Displaced by Russian aggression, now stripped of right to vote
The law on local elections just passed deprives the huge number of displaced people in Ukraine of the right to cast their vote in the elections due in October this year. Human rights initiatives working with internally displaced people [IDP] are demanding that President Petro Poroshenko veto the bill and ensure that the rights of people who have already lost so much, are not stripped of their electoral franchise.
At a press conference on July 16, they explained that the law states that the territorial community according to which a person votes is determined by their registered place of residence. Proof of this registration is provided by their internal passport or a temporary document confirming their Ukrainian citizenship.
This means that IDP who are living in another place and who have a document confirming their status as displaced persons, but no stamp in their passport about the corresponding registration will simply not be able to vote in the local elections.

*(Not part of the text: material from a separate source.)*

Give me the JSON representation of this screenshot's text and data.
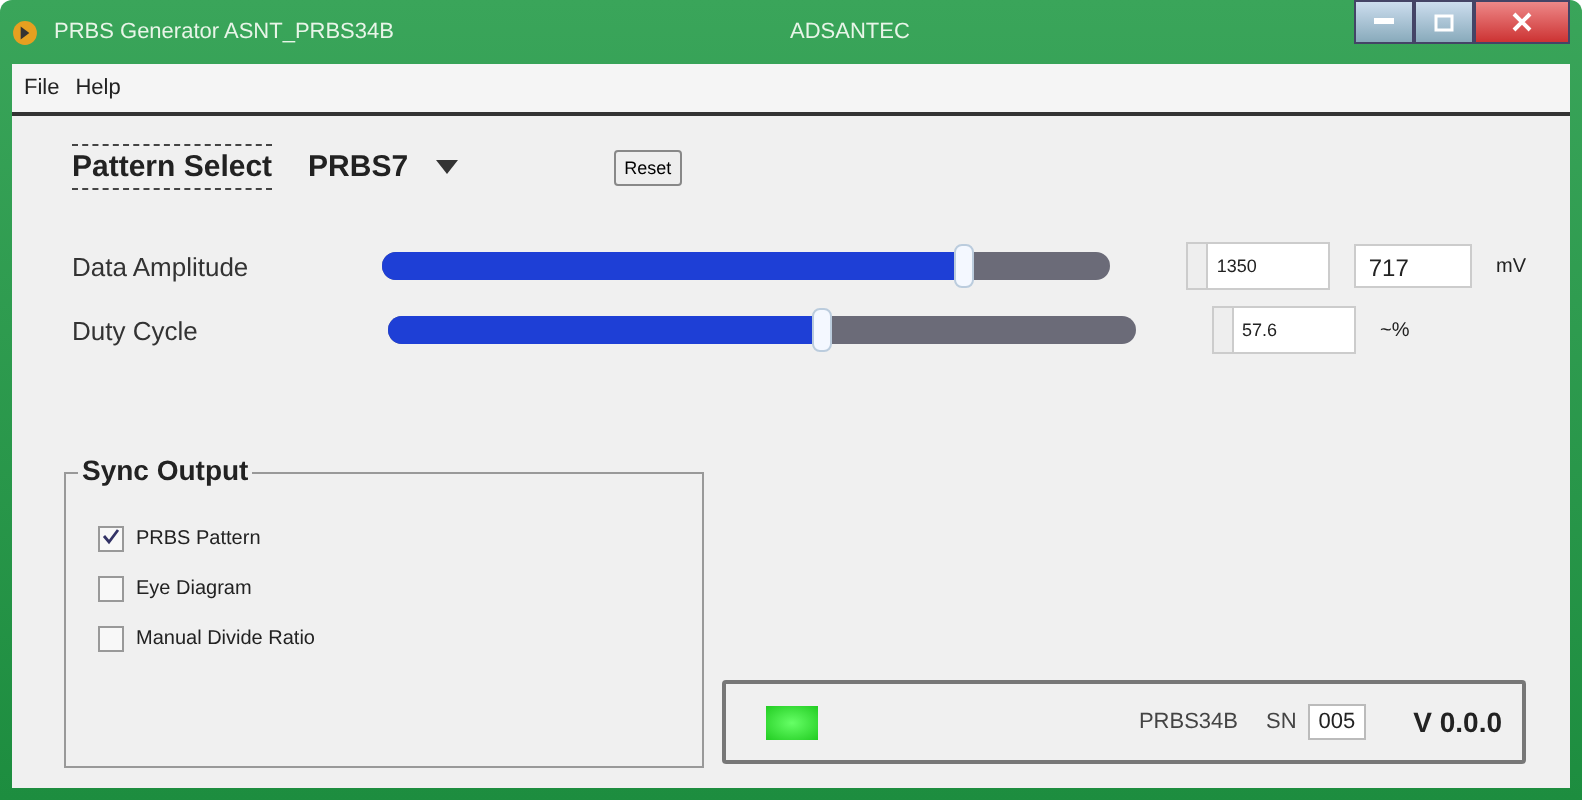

The activists point out that this part of the law does not just infringe the rights of displaced people, but is also in breach of a number of other laws. Tamila Tasheva from CrimeaSOS points out that Article 70 of Ukraine’s Constitution clearly stipulates that only people under the age of 18, non-Ukrainian citizens or people who are mentally unfit are denied the right to vote. The new law on the local elections effectively adds one other category – internally displaced persons.
The situation is truly absurd. The law adopted by Ukraine’s parliament on July 14 schedules local elections for Oct 25 everywhere except in Russian-occupied Crimea and the area under Kremlin-backed militant control in Donbas. People who were forced to leave those places are thus not able to vote for the local authorities in the place where most remain registered. Many have understood that they will not be returning and are trying to build a life for themselves in a new place. They cannot, however, seek permanent registration without losing their status as a displaced person. The meagre help from the State that this entitles them to is vital to survive for many, if not most of them.

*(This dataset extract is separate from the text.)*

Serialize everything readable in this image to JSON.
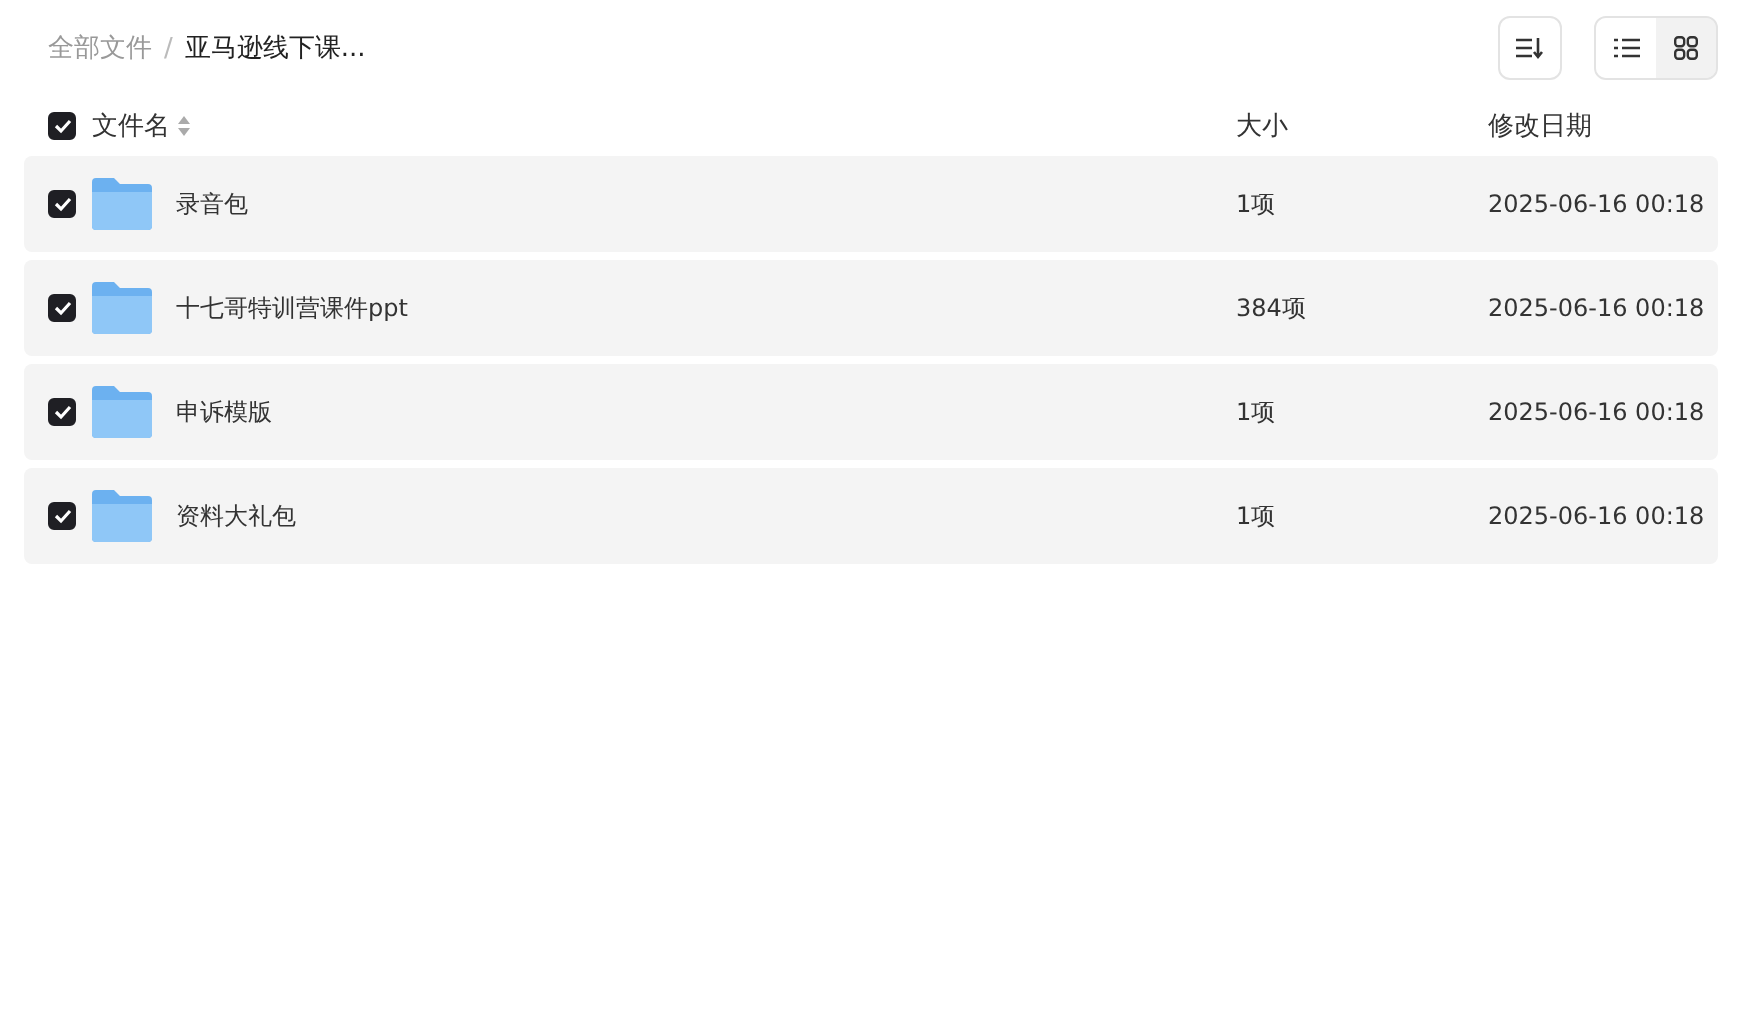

Ukraine’s parliamentarians have not treated the ever increasing number of displaced people well. It took at least six months to even get a basic law regulating their position and rights passed and that had all kinds of provisions that needed changing immediately.

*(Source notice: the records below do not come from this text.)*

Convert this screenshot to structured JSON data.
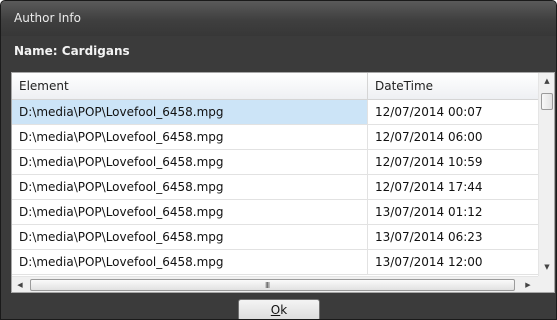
{
  "window": {
    "title": "Author Info"
  },
  "name_row": {
    "text": "Name: Cardigans"
  },
  "grid": {
    "columns": [
      "Element",
      "DateTime"
    ],
    "rows": [
      {
        "element": "D:\\media\\POP\\Lovefool_6458.mpg",
        "datetime": "12/07/2014 00:07",
        "selected": true
      },
      {
        "element": "D:\\media\\POP\\Lovefool_6458.mpg",
        "datetime": "12/07/2014 06:00"
      },
      {
        "element": "D:\\media\\POP\\Lovefool_6458.mpg",
        "datetime": "12/07/2014 10:59"
      },
      {
        "element": "D:\\media\\POP\\Lovefool_6458.mpg",
        "datetime": "12/07/2014 17:44"
      },
      {
        "element": "D:\\media\\POP\\Lovefool_6458.mpg",
        "datetime": "13/07/2014 01:12"
      },
      {
        "element": "D:\\media\\POP\\Lovefool_6458.mpg",
        "datetime": "13/07/2014 06:23"
      },
      {
        "element": "D:\\media\\POP\\Lovefool_6458.mpg",
        "datetime": "13/07/2014 12:00"
      }
    ],
    "scroll_icons": {
      "up": "triangle-up-icon",
      "down": "triangle-down-icon",
      "left": "triangle-left-icon",
      "right": "triangle-right-icon",
      "grip": "III"
    }
  },
  "buttons": {
    "ok_label": "Ok",
    "ok_mnemonic": "O",
    "ok_rest": "k"
  },
  "colors": {
    "dialog_bg": "#3b3b3b",
    "selection": "#cce4f7"
  }
}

Ukrainian citizens have the right to vote for their local authorities, and the grounds for the President to veto this new legislative omission seem clear.